So now you have a site, so what about the IV catheter itself? What size to use? Well, that depends on a few factors. You should consider what you are starting it for. Using a 14 gauge catheter for routine access is excessive, and in Tennessee could be considered abuse (people have had their licenses suspended or revoked for that sort of thing). If you desire to infuse fluids, you should consider how fast you want them to infuse. An 18 or 20 gauge catheter is generally appropriate for most instances where you would be giving a medication or a modest IV infusion. It is recommended that larger sizes be used if more fluid is needed. I will post a link to a good reference site if you feel the need to review anatomy or equipment.
Now that you have selected your site, gathered your equipment (tourniquet, tape, IV catheter, and a saline or heparin lock with a fluid flush), you are prepared to start the IV. This is the tricky part. I like to place my tourniquets high and tight, then let the patient’s arm hang for a few seconds. This will engorge the veins sufficiently if there is enough blood volume and pressure. You can use a blood pressure cuff if you are in a pinch, but it takes time to inflate the cuff.
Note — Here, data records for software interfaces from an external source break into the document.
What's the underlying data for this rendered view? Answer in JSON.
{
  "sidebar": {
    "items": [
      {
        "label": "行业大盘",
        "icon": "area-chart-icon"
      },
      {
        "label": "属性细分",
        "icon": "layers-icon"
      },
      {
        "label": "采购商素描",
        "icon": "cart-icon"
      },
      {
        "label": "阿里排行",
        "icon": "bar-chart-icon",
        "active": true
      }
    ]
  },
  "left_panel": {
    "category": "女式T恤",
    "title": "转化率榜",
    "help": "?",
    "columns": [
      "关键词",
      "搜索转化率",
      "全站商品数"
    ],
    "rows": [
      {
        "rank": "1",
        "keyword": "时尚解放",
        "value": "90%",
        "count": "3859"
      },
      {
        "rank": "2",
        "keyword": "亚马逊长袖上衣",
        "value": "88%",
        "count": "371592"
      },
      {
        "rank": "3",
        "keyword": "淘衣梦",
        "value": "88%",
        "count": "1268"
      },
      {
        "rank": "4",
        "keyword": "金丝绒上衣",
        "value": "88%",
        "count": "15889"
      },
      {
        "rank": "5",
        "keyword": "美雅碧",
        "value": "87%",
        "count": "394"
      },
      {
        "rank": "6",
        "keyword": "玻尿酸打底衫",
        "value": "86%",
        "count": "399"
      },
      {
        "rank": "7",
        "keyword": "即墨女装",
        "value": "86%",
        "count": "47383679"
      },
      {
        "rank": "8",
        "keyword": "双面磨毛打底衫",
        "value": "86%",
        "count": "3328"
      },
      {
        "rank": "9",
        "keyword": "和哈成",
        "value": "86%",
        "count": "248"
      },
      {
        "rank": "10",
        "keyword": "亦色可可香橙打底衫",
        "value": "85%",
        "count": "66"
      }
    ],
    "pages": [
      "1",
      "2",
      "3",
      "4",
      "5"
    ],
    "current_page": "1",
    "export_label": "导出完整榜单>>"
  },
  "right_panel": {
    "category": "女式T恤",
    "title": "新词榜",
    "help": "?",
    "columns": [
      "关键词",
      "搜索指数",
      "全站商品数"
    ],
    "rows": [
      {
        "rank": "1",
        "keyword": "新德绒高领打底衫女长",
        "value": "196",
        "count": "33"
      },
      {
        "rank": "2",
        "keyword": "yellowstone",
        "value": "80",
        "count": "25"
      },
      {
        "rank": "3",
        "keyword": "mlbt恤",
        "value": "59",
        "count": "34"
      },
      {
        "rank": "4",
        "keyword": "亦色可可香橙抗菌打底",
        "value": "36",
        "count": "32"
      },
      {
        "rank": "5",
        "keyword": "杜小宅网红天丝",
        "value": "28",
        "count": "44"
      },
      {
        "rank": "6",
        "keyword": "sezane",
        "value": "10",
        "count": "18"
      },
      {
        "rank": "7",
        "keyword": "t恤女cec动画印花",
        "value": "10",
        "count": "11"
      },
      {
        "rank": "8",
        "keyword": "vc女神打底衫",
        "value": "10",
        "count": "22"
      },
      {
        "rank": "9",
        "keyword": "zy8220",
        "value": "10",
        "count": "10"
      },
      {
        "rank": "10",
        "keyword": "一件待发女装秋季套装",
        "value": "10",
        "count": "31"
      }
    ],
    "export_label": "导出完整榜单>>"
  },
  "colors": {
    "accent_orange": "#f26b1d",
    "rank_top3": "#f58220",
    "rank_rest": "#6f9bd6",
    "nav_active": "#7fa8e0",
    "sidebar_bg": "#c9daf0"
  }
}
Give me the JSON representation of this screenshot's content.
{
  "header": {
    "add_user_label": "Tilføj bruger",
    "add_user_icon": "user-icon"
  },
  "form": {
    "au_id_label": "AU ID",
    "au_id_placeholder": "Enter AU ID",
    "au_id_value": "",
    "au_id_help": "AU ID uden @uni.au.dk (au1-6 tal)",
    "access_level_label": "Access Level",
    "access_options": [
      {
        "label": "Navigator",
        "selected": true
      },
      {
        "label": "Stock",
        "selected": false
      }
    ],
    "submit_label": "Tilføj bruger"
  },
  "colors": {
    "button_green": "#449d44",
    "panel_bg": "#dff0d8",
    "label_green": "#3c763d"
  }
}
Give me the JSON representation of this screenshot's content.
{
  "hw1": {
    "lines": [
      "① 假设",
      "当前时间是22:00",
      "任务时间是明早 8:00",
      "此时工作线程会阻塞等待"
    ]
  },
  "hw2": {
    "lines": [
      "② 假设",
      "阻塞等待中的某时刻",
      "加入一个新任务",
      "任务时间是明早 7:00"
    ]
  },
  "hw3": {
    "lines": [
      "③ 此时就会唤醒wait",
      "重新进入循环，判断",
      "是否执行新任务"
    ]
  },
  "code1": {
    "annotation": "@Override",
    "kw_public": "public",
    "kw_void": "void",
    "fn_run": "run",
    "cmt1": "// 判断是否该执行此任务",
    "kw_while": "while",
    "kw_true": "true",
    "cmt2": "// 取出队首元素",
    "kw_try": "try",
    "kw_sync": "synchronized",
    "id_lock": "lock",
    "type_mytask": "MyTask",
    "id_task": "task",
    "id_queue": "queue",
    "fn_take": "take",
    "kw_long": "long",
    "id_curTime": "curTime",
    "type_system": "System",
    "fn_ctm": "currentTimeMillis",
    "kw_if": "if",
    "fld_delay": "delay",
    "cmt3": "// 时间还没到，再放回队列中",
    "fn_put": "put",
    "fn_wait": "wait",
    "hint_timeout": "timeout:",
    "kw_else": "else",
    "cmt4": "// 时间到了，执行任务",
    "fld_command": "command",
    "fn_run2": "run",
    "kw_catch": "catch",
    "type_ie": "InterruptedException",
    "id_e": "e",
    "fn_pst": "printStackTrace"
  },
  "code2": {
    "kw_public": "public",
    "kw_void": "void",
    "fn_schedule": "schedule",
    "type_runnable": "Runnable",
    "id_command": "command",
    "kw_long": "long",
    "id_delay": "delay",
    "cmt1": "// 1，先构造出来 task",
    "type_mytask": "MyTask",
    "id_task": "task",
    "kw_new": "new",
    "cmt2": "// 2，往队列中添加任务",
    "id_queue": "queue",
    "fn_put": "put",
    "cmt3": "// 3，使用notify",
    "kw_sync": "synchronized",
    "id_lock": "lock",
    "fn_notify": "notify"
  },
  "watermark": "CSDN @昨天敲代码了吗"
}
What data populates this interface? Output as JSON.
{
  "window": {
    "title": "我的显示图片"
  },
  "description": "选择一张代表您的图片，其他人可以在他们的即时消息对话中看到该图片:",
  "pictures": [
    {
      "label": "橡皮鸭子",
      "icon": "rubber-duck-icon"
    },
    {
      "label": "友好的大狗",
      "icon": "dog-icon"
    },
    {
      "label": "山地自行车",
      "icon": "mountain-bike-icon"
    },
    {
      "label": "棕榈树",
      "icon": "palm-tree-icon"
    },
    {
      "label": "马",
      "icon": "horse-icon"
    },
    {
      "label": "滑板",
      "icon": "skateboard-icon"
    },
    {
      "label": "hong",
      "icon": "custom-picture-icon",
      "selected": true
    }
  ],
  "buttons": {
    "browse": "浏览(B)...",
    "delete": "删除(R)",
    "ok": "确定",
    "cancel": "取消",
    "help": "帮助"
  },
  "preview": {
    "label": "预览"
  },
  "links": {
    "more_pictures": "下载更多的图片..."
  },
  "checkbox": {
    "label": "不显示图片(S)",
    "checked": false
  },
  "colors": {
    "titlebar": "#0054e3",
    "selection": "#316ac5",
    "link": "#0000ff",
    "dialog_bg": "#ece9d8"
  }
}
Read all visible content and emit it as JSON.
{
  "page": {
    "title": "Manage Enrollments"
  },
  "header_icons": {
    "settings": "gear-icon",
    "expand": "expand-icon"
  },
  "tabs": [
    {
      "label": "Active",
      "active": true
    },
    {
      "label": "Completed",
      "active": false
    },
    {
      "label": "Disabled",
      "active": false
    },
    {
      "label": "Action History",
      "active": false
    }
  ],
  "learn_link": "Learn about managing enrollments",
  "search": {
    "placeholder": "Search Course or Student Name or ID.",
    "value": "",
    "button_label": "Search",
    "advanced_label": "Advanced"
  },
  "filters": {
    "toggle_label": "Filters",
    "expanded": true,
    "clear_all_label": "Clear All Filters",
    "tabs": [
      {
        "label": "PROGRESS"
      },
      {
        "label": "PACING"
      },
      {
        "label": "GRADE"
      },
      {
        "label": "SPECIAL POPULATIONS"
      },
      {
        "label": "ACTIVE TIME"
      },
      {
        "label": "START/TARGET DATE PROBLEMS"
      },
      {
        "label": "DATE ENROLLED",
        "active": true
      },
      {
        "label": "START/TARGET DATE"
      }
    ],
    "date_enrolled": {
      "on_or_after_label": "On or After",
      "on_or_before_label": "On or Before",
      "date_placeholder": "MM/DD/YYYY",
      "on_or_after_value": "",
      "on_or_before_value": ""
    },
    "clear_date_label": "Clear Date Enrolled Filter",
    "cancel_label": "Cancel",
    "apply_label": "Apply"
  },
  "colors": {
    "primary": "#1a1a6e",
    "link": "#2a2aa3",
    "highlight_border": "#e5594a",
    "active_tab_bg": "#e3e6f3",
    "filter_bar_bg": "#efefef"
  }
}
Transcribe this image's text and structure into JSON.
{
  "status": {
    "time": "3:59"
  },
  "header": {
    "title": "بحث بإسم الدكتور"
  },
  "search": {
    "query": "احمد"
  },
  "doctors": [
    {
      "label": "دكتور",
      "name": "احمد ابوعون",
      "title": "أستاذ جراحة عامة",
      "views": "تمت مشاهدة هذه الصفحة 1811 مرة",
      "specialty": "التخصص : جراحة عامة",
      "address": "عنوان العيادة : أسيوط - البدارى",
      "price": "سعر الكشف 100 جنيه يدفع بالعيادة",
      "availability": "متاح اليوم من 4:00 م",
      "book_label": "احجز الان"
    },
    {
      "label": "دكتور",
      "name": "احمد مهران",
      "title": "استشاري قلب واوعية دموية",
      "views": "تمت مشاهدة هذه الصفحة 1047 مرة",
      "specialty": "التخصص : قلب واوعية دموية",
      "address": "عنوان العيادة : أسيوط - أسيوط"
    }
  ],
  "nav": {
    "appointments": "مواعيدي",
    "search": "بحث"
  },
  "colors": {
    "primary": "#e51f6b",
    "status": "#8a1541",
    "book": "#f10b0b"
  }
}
Something to remember is that this is a sterile technique. You should swap the site with some sort of cleaning pad, whether it be alcohol or a cholorhexidine/alcohol pad. The book recommends using a circular technique starting inside the circle and expanding outward, and it’s a good technique to use. Remember DO NOT TOUCH the site once you have prepped it as this will contaminate the site and leave the patient open to infection.
Something I try and teach students that come through me, when they say 45 degree angle and insert till you feel a “pop,” forget it. Most of the IV starts I perform I feel no pop. I believe this to be a hold over in the technique from more simplified explanations. You should watch the flash chamber for a flash of blood, then push the catheter forward. It may come to a stop before the hub is all the way in, depending on how much catheter you have in and how bad you need it, this is ok. So long as it is not infiltrated it will be ok.
Some people have trouble with the angle of insertion. The book will say insert at a 45 degree angle, any street-wise advanced EMT or paramedic will tell you that typically the flatter the better. Pull traction on the skin, insert needle bevel up, around a 10 degree angle, and I like to start 1-2 mm behind the vein I selected, then watch for flash.
Something I also see new students and even veterans who are out of practice do is they take their time. Talking this over with some other paramedics, we came to one conclusion: it is a procedure that, although simple, needs to be done with purpose. It is one of the few things that we do that patients fear the most. It should be done quickly and with confidence, I often limit my students to one or two IV attempts for this reason.
Now that you know the technique in words, I will demonstrate it in pictures, but that is for another day.